Data records:
^^^^

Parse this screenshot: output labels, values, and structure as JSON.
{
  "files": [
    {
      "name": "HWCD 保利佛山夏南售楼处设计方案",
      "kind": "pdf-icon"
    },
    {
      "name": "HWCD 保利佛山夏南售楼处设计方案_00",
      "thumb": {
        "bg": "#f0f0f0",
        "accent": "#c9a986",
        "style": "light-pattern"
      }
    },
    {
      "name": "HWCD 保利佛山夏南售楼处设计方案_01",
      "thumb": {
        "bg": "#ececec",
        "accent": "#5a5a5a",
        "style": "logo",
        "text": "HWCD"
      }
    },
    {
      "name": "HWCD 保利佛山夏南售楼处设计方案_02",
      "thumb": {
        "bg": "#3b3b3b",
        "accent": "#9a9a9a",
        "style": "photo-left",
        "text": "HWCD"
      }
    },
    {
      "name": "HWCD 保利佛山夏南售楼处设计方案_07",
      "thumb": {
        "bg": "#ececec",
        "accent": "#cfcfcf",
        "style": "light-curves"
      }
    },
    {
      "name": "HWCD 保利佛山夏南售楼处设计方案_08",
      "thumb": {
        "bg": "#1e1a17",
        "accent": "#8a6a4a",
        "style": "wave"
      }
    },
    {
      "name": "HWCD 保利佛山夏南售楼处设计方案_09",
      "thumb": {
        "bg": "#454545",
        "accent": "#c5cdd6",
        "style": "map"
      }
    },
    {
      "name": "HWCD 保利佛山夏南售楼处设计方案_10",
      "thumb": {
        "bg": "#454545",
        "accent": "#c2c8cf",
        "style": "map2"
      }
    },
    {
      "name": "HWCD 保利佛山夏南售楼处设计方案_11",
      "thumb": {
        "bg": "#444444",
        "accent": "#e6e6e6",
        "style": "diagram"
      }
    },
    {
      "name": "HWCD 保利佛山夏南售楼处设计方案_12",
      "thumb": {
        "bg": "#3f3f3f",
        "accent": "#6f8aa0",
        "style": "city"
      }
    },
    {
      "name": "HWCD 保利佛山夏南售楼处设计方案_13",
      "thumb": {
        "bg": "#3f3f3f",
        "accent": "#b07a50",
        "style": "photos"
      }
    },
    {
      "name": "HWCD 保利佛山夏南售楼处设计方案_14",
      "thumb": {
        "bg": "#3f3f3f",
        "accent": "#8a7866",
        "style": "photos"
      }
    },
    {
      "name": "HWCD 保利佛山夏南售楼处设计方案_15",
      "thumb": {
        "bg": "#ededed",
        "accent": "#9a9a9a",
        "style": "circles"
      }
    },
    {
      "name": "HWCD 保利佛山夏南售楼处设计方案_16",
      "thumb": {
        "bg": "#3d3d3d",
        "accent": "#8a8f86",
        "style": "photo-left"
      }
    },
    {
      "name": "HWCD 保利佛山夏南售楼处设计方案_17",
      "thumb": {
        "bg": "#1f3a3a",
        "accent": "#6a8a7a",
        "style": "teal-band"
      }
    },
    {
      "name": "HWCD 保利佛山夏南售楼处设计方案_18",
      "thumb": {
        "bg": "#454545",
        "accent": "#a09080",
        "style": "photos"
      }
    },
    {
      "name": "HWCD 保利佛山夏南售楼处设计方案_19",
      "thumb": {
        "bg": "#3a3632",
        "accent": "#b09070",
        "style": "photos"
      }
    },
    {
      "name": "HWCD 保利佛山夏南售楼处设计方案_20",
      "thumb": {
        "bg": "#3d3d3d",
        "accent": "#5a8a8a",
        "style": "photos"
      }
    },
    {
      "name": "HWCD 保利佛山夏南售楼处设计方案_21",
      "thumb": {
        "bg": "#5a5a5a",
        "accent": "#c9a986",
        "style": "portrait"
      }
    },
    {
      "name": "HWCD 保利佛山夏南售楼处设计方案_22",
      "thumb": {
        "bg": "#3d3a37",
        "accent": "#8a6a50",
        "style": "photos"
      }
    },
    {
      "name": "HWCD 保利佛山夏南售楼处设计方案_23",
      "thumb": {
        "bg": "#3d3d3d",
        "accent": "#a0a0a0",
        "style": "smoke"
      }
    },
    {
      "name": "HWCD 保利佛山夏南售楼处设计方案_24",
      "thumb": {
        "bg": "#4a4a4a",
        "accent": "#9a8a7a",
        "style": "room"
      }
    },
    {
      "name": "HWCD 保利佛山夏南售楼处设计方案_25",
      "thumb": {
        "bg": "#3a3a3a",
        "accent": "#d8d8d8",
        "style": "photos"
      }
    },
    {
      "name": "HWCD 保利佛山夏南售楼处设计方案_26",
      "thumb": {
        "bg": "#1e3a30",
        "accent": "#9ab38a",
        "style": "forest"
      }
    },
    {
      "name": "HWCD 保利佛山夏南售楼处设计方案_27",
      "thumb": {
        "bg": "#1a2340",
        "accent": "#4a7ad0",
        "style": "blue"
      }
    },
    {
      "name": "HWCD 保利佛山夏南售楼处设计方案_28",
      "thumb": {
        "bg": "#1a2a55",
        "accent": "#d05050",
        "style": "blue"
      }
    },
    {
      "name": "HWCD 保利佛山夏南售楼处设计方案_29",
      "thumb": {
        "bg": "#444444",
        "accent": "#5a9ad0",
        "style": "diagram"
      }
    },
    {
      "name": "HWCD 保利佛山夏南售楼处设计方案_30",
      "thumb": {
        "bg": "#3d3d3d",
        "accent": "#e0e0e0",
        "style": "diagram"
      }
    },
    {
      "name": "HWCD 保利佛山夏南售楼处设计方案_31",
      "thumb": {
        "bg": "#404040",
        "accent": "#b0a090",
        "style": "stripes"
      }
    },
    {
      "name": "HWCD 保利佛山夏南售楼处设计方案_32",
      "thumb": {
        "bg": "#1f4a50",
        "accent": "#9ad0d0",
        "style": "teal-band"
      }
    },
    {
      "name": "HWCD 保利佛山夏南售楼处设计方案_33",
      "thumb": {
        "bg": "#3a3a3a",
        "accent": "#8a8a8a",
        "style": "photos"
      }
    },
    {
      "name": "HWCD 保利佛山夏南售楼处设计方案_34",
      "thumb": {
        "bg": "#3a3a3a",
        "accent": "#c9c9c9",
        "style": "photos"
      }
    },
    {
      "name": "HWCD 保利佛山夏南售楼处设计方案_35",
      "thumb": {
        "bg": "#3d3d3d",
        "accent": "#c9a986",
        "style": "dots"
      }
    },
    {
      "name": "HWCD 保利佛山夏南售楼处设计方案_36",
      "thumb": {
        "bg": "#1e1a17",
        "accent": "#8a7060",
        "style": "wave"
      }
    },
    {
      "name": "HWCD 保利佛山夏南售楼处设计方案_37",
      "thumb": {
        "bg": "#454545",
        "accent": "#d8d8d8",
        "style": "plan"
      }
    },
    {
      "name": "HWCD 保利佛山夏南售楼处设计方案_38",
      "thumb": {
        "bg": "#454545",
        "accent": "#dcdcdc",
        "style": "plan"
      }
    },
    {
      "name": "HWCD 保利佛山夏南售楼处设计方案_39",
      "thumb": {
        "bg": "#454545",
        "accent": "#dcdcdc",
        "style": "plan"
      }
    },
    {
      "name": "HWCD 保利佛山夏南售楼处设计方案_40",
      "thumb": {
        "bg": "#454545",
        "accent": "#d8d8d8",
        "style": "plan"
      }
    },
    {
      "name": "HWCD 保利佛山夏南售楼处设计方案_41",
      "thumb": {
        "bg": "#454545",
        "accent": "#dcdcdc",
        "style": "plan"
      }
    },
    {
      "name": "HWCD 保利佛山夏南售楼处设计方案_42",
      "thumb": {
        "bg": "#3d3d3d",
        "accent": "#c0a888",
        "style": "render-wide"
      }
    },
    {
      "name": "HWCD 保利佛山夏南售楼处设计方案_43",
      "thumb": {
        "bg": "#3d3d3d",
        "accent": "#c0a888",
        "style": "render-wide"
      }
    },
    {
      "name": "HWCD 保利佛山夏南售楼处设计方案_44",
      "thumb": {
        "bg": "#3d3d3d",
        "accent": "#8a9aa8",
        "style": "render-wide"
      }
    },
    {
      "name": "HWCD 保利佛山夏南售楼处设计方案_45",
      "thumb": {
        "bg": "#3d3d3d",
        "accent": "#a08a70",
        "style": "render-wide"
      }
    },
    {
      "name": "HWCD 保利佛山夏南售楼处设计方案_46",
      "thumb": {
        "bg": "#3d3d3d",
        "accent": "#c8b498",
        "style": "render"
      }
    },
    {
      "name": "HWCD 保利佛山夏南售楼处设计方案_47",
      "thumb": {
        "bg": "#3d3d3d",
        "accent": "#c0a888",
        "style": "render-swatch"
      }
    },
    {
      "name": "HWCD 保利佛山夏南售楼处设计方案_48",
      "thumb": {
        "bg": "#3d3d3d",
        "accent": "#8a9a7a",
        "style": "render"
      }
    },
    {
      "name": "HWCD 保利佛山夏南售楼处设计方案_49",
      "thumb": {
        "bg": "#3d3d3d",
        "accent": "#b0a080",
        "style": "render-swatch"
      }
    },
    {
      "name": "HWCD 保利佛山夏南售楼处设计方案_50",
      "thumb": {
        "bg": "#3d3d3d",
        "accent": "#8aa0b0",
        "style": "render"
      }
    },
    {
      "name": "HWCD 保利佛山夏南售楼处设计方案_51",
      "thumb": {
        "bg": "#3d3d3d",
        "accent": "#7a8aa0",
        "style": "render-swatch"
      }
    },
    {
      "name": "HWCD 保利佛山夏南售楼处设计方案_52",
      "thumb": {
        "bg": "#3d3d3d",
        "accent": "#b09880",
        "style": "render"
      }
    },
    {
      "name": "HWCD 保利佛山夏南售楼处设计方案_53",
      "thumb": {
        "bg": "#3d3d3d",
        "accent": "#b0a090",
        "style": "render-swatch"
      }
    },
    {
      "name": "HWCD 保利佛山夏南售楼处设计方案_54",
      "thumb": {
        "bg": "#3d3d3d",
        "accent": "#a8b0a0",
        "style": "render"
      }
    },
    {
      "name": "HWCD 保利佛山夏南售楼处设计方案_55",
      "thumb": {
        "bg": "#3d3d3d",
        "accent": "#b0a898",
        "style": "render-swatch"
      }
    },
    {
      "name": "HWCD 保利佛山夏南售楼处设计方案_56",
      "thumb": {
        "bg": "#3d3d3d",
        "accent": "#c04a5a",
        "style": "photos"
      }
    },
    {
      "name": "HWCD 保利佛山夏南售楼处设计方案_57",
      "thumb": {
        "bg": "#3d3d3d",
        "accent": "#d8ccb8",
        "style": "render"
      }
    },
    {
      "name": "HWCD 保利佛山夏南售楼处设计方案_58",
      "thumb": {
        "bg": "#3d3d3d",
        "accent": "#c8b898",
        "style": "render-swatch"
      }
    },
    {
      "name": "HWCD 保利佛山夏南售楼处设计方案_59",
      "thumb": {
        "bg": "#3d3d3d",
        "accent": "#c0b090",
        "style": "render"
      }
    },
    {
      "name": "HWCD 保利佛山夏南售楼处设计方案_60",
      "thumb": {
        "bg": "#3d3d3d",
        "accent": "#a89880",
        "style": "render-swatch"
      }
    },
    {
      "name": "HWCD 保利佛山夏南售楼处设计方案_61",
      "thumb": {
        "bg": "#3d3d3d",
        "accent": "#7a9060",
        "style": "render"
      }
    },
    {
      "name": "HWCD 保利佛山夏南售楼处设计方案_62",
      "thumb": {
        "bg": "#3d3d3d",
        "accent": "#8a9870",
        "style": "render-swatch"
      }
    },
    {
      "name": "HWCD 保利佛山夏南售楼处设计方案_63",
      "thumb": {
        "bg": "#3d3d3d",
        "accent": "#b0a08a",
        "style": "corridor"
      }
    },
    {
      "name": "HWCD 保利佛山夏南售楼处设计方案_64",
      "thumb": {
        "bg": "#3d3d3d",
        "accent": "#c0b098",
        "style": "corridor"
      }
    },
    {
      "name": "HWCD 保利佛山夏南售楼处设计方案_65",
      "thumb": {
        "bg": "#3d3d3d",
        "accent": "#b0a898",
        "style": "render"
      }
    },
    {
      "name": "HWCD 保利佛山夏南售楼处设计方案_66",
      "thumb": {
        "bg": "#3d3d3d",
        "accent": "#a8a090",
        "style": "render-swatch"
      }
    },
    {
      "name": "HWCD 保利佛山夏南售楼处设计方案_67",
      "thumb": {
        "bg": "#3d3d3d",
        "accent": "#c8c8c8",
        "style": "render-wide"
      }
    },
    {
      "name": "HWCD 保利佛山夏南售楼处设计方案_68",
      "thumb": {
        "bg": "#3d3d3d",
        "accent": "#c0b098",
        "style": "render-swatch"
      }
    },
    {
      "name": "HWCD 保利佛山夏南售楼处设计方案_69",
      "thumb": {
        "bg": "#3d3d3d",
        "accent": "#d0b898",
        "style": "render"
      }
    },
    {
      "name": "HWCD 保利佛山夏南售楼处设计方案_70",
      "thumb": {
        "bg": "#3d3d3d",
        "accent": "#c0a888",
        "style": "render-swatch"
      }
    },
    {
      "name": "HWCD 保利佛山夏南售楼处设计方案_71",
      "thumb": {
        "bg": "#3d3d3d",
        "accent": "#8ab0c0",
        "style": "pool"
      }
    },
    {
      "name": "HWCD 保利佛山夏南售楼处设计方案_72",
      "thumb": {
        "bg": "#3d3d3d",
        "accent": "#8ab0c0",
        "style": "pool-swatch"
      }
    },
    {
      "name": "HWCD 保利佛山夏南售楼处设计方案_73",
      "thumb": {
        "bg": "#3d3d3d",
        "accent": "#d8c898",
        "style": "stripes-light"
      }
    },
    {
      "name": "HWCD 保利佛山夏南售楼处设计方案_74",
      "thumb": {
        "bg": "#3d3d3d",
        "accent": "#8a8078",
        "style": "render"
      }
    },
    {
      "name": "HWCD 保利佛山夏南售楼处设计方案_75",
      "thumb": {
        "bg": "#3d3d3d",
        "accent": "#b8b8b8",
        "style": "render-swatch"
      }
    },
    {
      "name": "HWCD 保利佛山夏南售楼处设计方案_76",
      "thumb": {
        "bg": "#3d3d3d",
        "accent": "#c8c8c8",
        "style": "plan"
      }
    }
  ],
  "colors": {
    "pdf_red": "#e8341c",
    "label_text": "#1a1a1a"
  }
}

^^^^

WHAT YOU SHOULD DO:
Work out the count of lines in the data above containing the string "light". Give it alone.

WRITTEN ANSWER:
3